It is essential for the public to maintain a realistic perspective on air travel and turbulence risks. Statistically, the likelihood of experiencing severe turbulence during a flight is extremely low. According to the FAA, there are approximately 50 reported cases of severe turbulence per year, out of more than 35,000 flights daily. Thus, it is crucial to recognize that the benefits of air travel far outweigh the risks.

Roles of Aviation Experts, Airlines, and Regulatory Authorities

Aviation experts, the airline industry, and regulatory authorities play a significant role in ensuring public confidence and safety in air travel. Expert meteorologists and engineers collaborate to develop effective strategies for minimizing the impact of turbulence on aircraft and passengers. Airlines invest heavily in training their pilots, equipping them with cutting-edge technology, and implementing safety protocols to mitigate turbulence risks. Regulatory authorities such as the FAA provide strict guidelines and regulations that ensure aircraft are designed, built, and operated to the highest safety standards.

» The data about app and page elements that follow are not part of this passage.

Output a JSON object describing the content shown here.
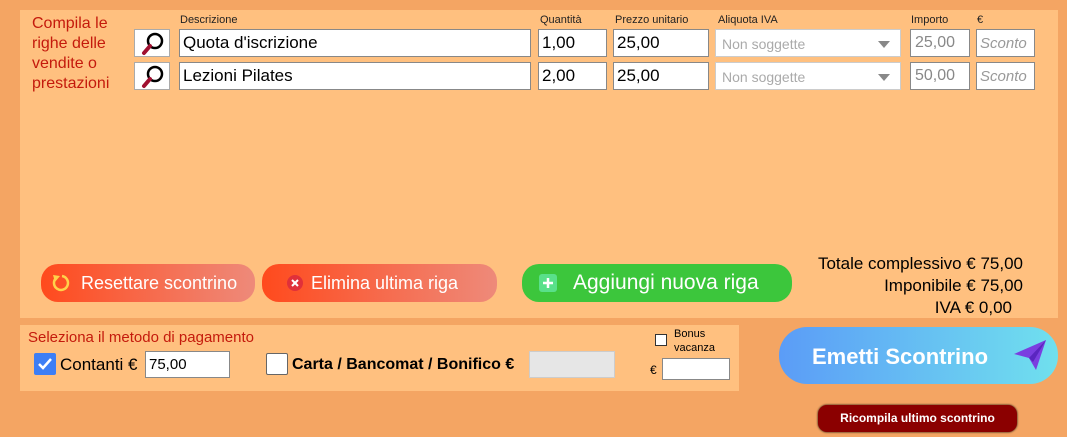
{
  "intro_text": "Compila le righe delle vendite o prestazioni",
  "headers": {
    "descrizione": "Descrizione",
    "quantita": "Quantità",
    "prezzo_unitario": "Prezzo unitario",
    "aliquota_iva": "Aliquota IVA",
    "importo": "Importo",
    "euro": "€"
  },
  "rows": [
    {
      "descrizione": "Quota d'iscrizione",
      "quantita": "1,00",
      "prezzo": "25,00",
      "aliquota": "Non soggette",
      "importo": "25,00",
      "sconto_placeholder": "Sconto"
    },
    {
      "descrizione": "Lezioni Pilates",
      "quantita": "2,00",
      "prezzo": "25,00",
      "aliquota": "Non soggette",
      "importo": "50,00",
      "sconto_placeholder": "Sconto"
    }
  ],
  "buttons": {
    "reset": "Resettare scontrino",
    "elimina": "Elimina ultima riga",
    "aggiungi": "Aggiungi nuova riga",
    "emetti": "Emetti Scontrino",
    "ricompila": "Ricompila ultimo scontrino"
  },
  "totals": {
    "totale": "Totale complessivo € 75,00",
    "imponibile": "Imponibile € 75,00",
    "iva": "IVA € 0,00"
  },
  "payment": {
    "title": "Seleziona il metodo di pagamento",
    "contanti_label": "Contanti €",
    "contanti_value": "75,00",
    "contanti_checked": true,
    "carta_label": "Carta / Bancomat / Bonifico €",
    "carta_value": "",
    "carta_checked": false,
    "bonus_label": "Bonus vacanza",
    "bonus_euro": "€",
    "bonus_value": ""
  },
  "icons": {
    "search": "magnifier-icon",
    "reset": "refresh-icon",
    "delete": "x-circle-icon",
    "add": "plus-square-icon",
    "send": "paper-plane-icon",
    "dropdown": "chevron-down-icon"
  },
  "colors": {
    "background": "#f4a563",
    "panel": "#ffc07f",
    "title_red": "#c41a0c",
    "reset_button": "#ff4a1d",
    "add_button": "#3cc63c",
    "emetti_start": "#5b9cf7",
    "emetti_end": "#70e0ee",
    "ricompila_button": "#8b0000"
  }
}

Final Thoughts

In conclusion, while air turbulence can be a concern for some travelers, it is essential to understand that this natural phenomenon is manageable, safe, and an integral part of modern aviation. With advancements in aircraft design, technology, and regulatory frameworks, the risks associated with turbulence continue to be mitigated, allowing for a safer and more comfortable flying experience. It is up to all stakeholders – aviation experts, the airline industry, regulatory authorities, and travelers alike – to maintain a realistic perspective on turbulence risks and continue working towards ensuring the safety and efficiency of air travel.